"I’m very satisfied with the race," said Bidouane afterwards, ""it’s a kind of revenge for my second place in Seville.
"The Brussels Grand Prix is my favourite meeting because of the warm welcome I receive from the Moroccan people living in Belgian. It’s like one big family supporting me."
Inger Miller repeated her success in Seville, as she dominated the women’s 200m ahead of Jamaica’s Beverley McDonald and Debbie Ferguson from the Bahamas. "But it’s still difficult, you know. Seville was a hard week, a lot of runs: 100m, 200m, relays… You need some rest afterwards. But I’m still motivated to beat everyone. That includes the girls who stood on the rostrum together with me in Spain. That’s my job, you know: winning races!"
Any doubts about Bernard Barmasai’s ability in the steeplechase were rapidly dispelled this evening, as the world record holder took over the running after just the first 1000 metres and led the field for the rest of the way home, rapidly building up a lead of more than twenty metres ahead of second-placed Christopher Koskei, with Wilson Boit Kipketer in third place. Crossing the finish line in 8:03:08, his time this evening was the second best performance of the season, with only his own clocking in Monaco (7:59.98) improving on this.
In the absence of Maurice Greene, it was Seville silver medallist Bruny Surin from Canada who was first across the line in 10.04, ahead of Greene’s training partner Jon Drummond (10.08) and Kareem Streete-Thompson (CAY) 10.20.
It took just one bound of 8.40 metres for World Champion Ivan Pedroso (CUB) to win the long jump competition here. One jump, because all of the Cuban’s other attempts were fouled, but it was enough to beat Jamaica’s James Beckford’s best effort of 8.28. As Spain’s Yago Lamela learnt to his cost in Seville, when Pedroso is on form he is unbeatable.

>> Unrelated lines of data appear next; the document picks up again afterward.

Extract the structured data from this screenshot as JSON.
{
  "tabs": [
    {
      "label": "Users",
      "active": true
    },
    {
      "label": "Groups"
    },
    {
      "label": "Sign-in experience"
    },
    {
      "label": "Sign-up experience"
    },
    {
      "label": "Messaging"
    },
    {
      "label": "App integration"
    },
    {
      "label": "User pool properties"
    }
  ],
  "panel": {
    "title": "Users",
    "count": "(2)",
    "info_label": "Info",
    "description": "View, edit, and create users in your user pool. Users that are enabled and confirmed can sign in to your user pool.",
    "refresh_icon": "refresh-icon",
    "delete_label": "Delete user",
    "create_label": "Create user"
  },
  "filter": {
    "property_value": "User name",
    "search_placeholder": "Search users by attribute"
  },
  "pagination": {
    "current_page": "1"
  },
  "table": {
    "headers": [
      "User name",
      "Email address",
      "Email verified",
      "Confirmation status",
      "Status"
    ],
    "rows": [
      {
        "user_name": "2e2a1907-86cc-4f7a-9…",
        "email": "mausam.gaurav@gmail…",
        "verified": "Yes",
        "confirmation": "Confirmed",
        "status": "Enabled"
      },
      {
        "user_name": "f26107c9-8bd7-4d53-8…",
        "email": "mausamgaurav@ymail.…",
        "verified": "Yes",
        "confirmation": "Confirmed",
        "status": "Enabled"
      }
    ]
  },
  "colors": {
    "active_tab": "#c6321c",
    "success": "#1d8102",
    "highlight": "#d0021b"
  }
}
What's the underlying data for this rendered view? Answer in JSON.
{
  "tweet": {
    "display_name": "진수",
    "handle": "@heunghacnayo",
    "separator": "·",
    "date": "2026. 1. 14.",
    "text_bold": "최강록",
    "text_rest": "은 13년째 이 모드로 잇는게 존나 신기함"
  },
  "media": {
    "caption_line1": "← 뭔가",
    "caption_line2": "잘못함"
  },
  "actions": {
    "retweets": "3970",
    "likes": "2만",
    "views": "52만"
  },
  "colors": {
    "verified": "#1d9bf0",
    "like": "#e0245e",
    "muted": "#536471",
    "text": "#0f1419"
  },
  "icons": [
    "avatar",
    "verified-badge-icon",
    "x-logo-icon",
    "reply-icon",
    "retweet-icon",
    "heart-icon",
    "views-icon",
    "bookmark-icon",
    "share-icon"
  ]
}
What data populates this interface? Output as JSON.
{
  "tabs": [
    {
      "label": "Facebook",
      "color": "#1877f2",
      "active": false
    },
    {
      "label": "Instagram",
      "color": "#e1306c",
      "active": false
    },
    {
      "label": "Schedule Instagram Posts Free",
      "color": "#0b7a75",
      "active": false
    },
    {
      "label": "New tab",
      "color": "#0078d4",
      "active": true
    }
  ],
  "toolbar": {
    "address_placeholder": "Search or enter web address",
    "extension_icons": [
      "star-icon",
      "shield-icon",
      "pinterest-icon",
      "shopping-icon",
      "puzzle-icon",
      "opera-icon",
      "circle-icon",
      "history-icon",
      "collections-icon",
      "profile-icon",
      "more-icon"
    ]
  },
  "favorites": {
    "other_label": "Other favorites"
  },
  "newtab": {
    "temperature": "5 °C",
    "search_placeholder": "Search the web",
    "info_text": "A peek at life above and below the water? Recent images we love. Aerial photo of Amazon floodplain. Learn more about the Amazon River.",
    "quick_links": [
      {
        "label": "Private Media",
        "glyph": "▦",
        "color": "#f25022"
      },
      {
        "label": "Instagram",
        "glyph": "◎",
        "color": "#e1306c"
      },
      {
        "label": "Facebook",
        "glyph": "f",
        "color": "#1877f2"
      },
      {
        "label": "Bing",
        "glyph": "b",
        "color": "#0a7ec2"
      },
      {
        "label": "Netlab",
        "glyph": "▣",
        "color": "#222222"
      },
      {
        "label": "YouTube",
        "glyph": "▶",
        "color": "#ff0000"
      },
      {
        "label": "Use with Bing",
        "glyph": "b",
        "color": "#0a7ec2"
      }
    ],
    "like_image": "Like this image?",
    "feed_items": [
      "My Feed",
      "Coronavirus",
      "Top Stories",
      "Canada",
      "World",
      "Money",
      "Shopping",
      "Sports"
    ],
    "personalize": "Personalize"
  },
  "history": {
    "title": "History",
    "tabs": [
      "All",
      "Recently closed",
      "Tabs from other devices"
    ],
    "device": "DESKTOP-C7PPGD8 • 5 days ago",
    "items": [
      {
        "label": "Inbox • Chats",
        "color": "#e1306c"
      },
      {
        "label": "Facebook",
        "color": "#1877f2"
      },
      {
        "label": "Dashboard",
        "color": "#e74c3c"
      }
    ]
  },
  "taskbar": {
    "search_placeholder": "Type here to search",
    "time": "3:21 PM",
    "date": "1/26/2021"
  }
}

In the women’s high jump, Kajsa Bergqvist (SWE) won on count back with a clearance of 1.97, with young South African revelation Hestrie Storbeck-Cloete taking second place with the same height. Seville gold medallist Inga Babakova cleared 1.95 for third place.
Jeff Hartwig (USA) compensated for his disqualification in Seville (for being timed out) by winning the pole vault here with a new meeting record of 5.95. Danny Ecker of Germany took joint second place with World Champion Maksim Tarasov, both athletes clearing 5.90m.
The final leg of the IAAF Golden League takes place in Berlin on 7 September and will be followed by the IAAF Grand Prix Final in Munich on 11 February, with over 3 Million Dollars in prize money for the winners of the overall and individual Grand Prix events in the Final.
Sean Wallace-Jones for the IAAF